attacks now, i think that's going to hurt him and rubio did a very good job this week of pointing that out. >> winner and loser? >> i will start with my loser which would be donald trump for the reasons we are talking about, namely he really blundered into this database controversy. >> emails go to chuck lane. >> by seemingly not to really pay attention to the question was that asked and to not think it through and answer if n. a very off handed slap dash way that landed himself in trouble. my winner is going to be the french security services for finally getting their man in that ugly shootout at the end of the week. it's been a tough time for france. i think people will be asking a lot of tough questions about their failure to anticipate those attacks but let's pat them on the back for this one victory this week. >> fran sway hollande. >> stay tuned for your friday feedback. what makes this simple salad the best simple salad ever?

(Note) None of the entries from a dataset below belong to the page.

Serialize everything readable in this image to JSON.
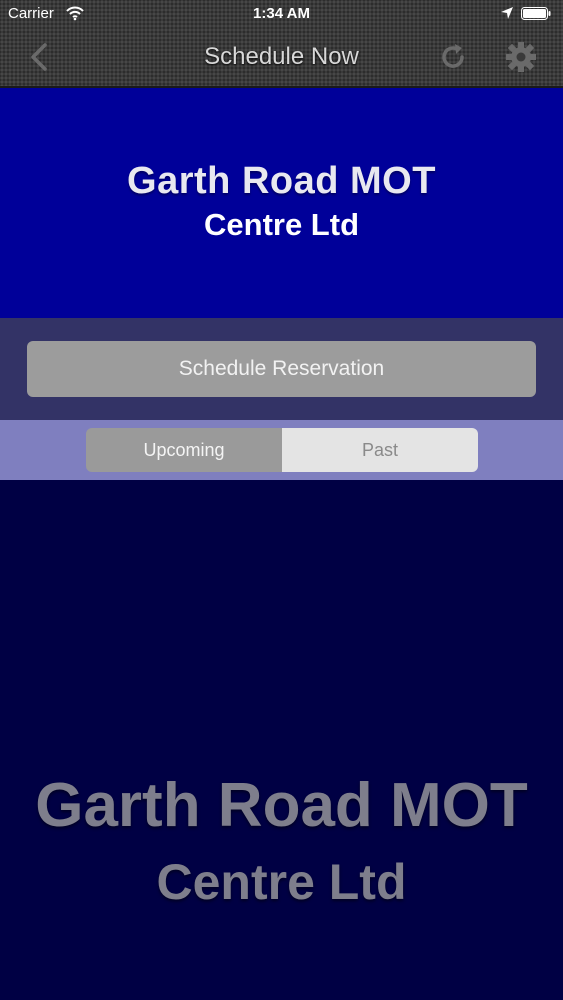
{
  "status_bar": {
    "carrier": "Carrier",
    "time": "1:34 AM"
  },
  "nav": {
    "title": "Schedule Now",
    "back_icon": "chevron-left-icon",
    "refresh_icon": "refresh-icon",
    "settings_icon": "gear-icon"
  },
  "banner": {
    "line1": "Garth Road MOT",
    "line2": "Centre Ltd"
  },
  "reservation": {
    "button_label": "Schedule Reservation"
  },
  "tabs": {
    "items": [
      {
        "label": "Upcoming",
        "selected": true
      },
      {
        "label": "Past",
        "selected": false
      }
    ]
  },
  "watermark": {
    "line1": "Garth Road MOT",
    "line2": "Centre Ltd"
  },
  "colors": {
    "banner": "#000099",
    "content": "#000044",
    "reserve_band": "#333366",
    "tab_band": "#7f7fbf"
  }
}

big day? ah, the usual. moved some new cars. hauled a bunch of steel. kept the supermarket shelves stocked. made sure everyone got their latest gadgets. what's up for the next shift? ah, nothing much. just keeping the lights on. (laugh) nice. doing the big things that move an economy. see you tomorrow, mac. see you tomorrow, sam. just another day at norfolk southern.
terror attack we asked if isis hit on the u.s. is inevitable. the real rain man says is sadly an attack on u.s. soil is absolutely inevitable even if they won't allow it to be recognized as such. alicia fisher says i you pray not but this government does not lend itself to giving me any peace of mind that it will not happen. for rich edson's story about president obama wanting the supreme court to rule on his immigration plan, we asked if the court will strike it down. lynn mullins hamilton writes if it does it no longer holds the position it was created for. disgraceful. and during james rosen's piece on the government's terror warning system. he we asked if you thought the dhs should use it more. fromatzçñ richard dublin sharier no unless there is a clear and present danger the less the better ba best chances are it is hype from the terrorists. that is your friday feedback. it's been a long week here. thanks for inviting us into your home tonight. that's it for this special reported, fair, balanced and still5iñ7 unafraid "on the record" starts right now. make it a great weekend.
this is a fox news alert. an american killed in a violent and bloody hostage situation in africa. the u.s. state department just confirming the u.s. citizen's death as at least 27 people killed when gunmen stormed a hotel in mali. a live report from africa right here in moments. tonight, "on the record," the world on edge just one week after the deadly paris terror attack. fears of another isis attack are rapidly spreading. and front and center in the minds of many americans a heated debate over the u.s. taking in syrian refugees. good evening, everyone, i'm kimberly guilfoyle in for greta van susteren. current g.o.p. presidential